As summer turns to autumn I have been reflecting on a successful – and eventful – few months for Worcester. At the start of July, as our record-breaking heatwave continued, we saw the addition of 30 colourful giraffes to the city’s streets in aid of much-loved local charity St Richard’s Hospice.
The Worcester Stands Tall sculpture trail has undoubtedly been a huge success, with locals and visitors alike enjoying the trail immensely over the past 10 weeks. As the exhibition draws to a close this week, I want to say a huge thank you to all those who made it possible and to the people of Worcester who gave their wholehearted support to it.
The giraffes are now set to be auctioned, raising vital funds for St Richard’s in the process.
This summer also saw pupils across Worcester celebrating another fantastic set of GCSE and A-level results.
Congratulations to all those pupils, whose hard work – and that of their teachers – has paid off and I hope that this is the first step to a bright and successful future. Whatever they choose to do next – whether it is staying at school, going to college, or starting an apprenticeship – these qualifications will give them a solid base of knowledge and skills that they can build on.
This week saw a welcome announcement by our Police and Crime Commissioner John Campion that frontline policing in the region is to be boosted by the recruitment of 100 extra officers. Constituents often tell me how reassuring it is to see a visible police presence on our streets, even in a comparatively safe city like Worcester, and so I was pleased to see that this recruitment has been possible as a result of significant efficiency savings at West Mercia and the budget flexibility afforded to the PCC by the Government.

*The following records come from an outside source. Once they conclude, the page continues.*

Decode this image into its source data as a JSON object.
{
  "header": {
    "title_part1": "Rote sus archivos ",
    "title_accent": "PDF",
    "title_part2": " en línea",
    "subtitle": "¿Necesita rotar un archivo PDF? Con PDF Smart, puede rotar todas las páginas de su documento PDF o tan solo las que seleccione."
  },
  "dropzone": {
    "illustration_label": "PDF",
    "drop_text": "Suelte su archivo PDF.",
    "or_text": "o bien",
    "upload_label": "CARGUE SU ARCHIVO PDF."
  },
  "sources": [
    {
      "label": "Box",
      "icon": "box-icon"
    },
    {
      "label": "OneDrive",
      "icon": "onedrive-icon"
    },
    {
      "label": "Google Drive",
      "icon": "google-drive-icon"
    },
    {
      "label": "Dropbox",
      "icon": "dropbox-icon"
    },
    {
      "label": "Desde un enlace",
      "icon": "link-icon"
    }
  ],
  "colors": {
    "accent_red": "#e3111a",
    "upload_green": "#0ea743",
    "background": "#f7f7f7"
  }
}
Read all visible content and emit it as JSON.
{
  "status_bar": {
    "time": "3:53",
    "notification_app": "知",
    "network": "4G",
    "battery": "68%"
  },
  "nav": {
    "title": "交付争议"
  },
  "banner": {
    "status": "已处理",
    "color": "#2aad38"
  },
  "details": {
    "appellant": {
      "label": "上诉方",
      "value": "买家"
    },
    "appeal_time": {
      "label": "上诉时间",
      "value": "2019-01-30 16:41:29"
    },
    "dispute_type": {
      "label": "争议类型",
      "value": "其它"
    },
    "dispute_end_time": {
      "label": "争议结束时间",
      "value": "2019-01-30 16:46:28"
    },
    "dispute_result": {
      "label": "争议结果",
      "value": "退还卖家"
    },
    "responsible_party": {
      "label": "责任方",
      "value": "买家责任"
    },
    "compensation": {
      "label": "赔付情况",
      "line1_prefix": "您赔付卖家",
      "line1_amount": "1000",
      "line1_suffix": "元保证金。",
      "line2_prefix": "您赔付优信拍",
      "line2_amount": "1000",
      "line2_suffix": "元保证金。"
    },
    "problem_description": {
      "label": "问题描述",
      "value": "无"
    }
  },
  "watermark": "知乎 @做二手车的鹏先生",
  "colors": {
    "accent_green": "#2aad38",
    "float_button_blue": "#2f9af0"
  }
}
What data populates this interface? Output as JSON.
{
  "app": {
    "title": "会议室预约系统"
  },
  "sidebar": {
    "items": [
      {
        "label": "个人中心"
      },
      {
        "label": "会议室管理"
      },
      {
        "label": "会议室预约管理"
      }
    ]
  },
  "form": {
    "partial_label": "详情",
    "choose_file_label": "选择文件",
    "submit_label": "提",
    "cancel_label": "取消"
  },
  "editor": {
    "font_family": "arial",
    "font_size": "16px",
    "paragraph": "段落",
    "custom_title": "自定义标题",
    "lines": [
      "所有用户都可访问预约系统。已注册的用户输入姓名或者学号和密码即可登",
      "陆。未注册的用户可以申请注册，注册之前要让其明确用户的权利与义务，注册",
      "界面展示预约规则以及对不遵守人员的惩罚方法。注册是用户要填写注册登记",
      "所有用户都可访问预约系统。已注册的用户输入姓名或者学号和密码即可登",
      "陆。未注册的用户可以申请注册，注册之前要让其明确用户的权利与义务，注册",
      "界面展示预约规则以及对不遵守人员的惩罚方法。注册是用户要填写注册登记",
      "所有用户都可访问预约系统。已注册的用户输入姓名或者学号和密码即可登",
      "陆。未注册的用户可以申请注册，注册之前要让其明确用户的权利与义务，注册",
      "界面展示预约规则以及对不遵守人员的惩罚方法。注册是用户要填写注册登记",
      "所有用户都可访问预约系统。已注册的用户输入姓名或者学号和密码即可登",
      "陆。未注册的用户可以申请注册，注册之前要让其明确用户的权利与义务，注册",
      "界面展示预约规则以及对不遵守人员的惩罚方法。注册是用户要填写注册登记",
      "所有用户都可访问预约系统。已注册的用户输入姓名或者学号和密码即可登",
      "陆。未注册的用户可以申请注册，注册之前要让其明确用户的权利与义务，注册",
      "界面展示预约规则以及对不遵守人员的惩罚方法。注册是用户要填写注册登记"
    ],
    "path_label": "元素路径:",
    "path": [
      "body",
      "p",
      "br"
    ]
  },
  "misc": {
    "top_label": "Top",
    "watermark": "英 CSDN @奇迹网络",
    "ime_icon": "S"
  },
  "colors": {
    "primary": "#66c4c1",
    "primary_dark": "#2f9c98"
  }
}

Last weekend saw one of the highlights of the civic calendar with the Mayor’s Banquet at the Guildhall, and I was pleased to join the Mayor Jabba Riaz in a celebration of the role and the contribution those who hold the office can make to life in our city.
This coming weekend we will celebrate the life of one of Worcester’s most famous sons, and someone who contributed an enormous amount to the sporting life of the city as well as playing a crucial role in the anti-apartheid movement.
I am, of course, referring to Worcestershire cricketing legend Basil D’Oliveira, who will be posthumously granted the Freedom of the City of Worcester on Friday.
I know how much it meant to my father to be granted the freedom of the city, and I am sure that Basil D’Oliveira’s family will also appreciate this honour being granted in his memory.
This will be followed on Saturday by the Drumhead service at Gheluvelt Park, at which representatives from the whole county will come together to mark the centennial of the First World War in our own open-air Festival of Remembrance.
All are welcome to attend the service, and I would encourage as many local residents as possible to join us at midday for music from the Grenadier Guards Band, the parade of standards, and the act of commemoration.